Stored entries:
┄┄┄┄┄┄┄┄┄┄

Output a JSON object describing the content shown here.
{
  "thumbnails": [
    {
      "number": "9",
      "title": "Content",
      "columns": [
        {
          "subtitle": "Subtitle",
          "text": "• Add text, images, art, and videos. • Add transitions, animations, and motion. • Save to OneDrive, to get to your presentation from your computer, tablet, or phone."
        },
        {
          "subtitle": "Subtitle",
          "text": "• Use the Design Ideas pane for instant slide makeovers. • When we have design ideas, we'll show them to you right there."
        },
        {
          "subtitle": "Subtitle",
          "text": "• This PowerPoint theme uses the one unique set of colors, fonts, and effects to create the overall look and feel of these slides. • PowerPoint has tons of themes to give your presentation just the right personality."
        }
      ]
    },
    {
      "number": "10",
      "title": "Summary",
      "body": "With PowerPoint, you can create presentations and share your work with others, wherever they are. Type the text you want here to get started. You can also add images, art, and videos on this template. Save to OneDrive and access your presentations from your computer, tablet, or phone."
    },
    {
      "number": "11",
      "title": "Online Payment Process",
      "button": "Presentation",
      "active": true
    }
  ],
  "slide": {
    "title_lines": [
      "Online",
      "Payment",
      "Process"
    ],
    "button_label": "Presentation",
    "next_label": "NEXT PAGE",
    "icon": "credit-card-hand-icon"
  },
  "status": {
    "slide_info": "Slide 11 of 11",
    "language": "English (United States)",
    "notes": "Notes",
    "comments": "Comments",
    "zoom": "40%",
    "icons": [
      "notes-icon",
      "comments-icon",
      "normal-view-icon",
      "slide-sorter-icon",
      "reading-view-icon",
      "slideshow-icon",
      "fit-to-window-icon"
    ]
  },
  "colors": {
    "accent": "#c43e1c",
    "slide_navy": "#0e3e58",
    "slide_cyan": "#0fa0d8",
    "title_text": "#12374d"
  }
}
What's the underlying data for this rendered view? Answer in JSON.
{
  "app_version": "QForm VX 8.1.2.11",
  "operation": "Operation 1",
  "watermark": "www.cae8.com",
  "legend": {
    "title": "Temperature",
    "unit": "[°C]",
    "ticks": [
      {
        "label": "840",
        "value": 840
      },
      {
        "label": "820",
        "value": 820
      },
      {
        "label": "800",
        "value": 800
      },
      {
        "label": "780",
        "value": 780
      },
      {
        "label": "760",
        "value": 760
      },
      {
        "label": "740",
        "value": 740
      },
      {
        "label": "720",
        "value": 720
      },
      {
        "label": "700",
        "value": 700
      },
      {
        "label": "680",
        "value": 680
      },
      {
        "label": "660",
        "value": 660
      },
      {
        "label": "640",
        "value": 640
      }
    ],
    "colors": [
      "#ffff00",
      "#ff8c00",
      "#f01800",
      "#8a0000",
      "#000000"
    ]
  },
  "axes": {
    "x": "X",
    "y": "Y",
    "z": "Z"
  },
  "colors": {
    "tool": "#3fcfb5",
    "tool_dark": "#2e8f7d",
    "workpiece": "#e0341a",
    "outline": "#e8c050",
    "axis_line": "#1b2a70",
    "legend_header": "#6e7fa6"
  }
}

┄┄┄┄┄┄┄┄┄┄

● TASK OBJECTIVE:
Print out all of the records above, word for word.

● WRITTEN SOLUTION:
Output a JSON object describing the content shown here.
{
  "thumbnails": [
    {
      "number": "9",
      "title": "Content",
      "columns": [
        {
          "subtitle": "Subtitle",
          "text": "• Add text, images, art, and videos. • Add transitions, animations, and motion. • Save to OneDrive, to get to your presentation from your computer, tablet, or phone."
        },
        {
          "subtitle": "Subtitle",
          "text": "• Use the Design Ideas pane for instant slide makeovers. • When we have design ideas, we'll show them to you right there."
        },
        {
          "subtitle": "Subtitle",
          "text": "• This PowerPoint theme uses the one unique set of colors, fonts, and effects to create the overall look and feel of these slides. • PowerPoint has tons of themes to give your presentation just the right personality."
        }
      ]
    },
    {
      "number": "10",
      "title": "Summary",
      "body": "With PowerPoint, you can create presentations and share your work with others, wherever they are. Type the text you want here to get started. You can also add images, art, and videos on this template. Save to OneDrive and access your presentations from your computer, tablet, or phone."
    },
    {
      "number": "11",
      "title": "Online Payment Process",
      "button": "Presentation",
      "active": true
    }
  ],
  "slide": {
    "title_lines": [
      "Online",
      "Payment",
      "Process"
    ],
    "button_label": "Presentation",
    "next_label": "NEXT PAGE",
    "icon": "credit-card-hand-icon"
  },
  "status": {
    "slide_info": "Slide 11 of 11",
    "language": "English (United States)",
    "notes": "Notes",
    "comments": "Comments",
    "zoom": "40%",
    "icons": [
      "notes-icon",
      "comments-icon",
      "normal-view-icon",
      "slide-sorter-icon",
      "reading-view-icon",
      "slideshow-icon",
      "fit-to-window-icon"
    ]
  },
  "colors": {
    "accent": "#c43e1c",
    "slide_navy": "#0e3e58",
    "slide_cyan": "#0fa0d8",
    "title_text": "#12374d"
  }
}
What's the underlying data for this rendered view? Answer in JSON.
{
  "app_version": "QForm VX 8.1.2.11",
  "operation": "Operation 1",
  "watermark": "www.cae8.com",
  "legend": {
    "title": "Temperature",
    "unit": "[°C]",
    "ticks": [
      {
        "label": "840",
        "value": 840
      },
      {
        "label": "820",
        "value": 820
      },
      {
        "label": "800",
        "value": 800
      },
      {
        "label": "780",
        "value": 780
      },
      {
        "label": "760",
        "value": 760
      },
      {
        "label": "740",
        "value": 740
      },
      {
        "label": "720",
        "value": 720
      },
      {
        "label": "700",
        "value": 700
      },
      {
        "label": "680",
        "value": 680
      },
      {
        "label": "660",
        "value": 660
      },
      {
        "label": "640",
        "value": 640
      }
    ],
    "colors": [
      "#ffff00",
      "#ff8c00",
      "#f01800",
      "#8a0000",
      "#000000"
    ]
  },
  "axes": {
    "x": "X",
    "y": "Y",
    "z": "Z"
  },
  "colors": {
    "tool": "#3fcfb5",
    "tool_dark": "#2e8f7d",
    "workpiece": "#e0341a",
    "outline": "#e8c050",
    "axis_line": "#1b2a70",
    "legend_header": "#6e7fa6"
  }
}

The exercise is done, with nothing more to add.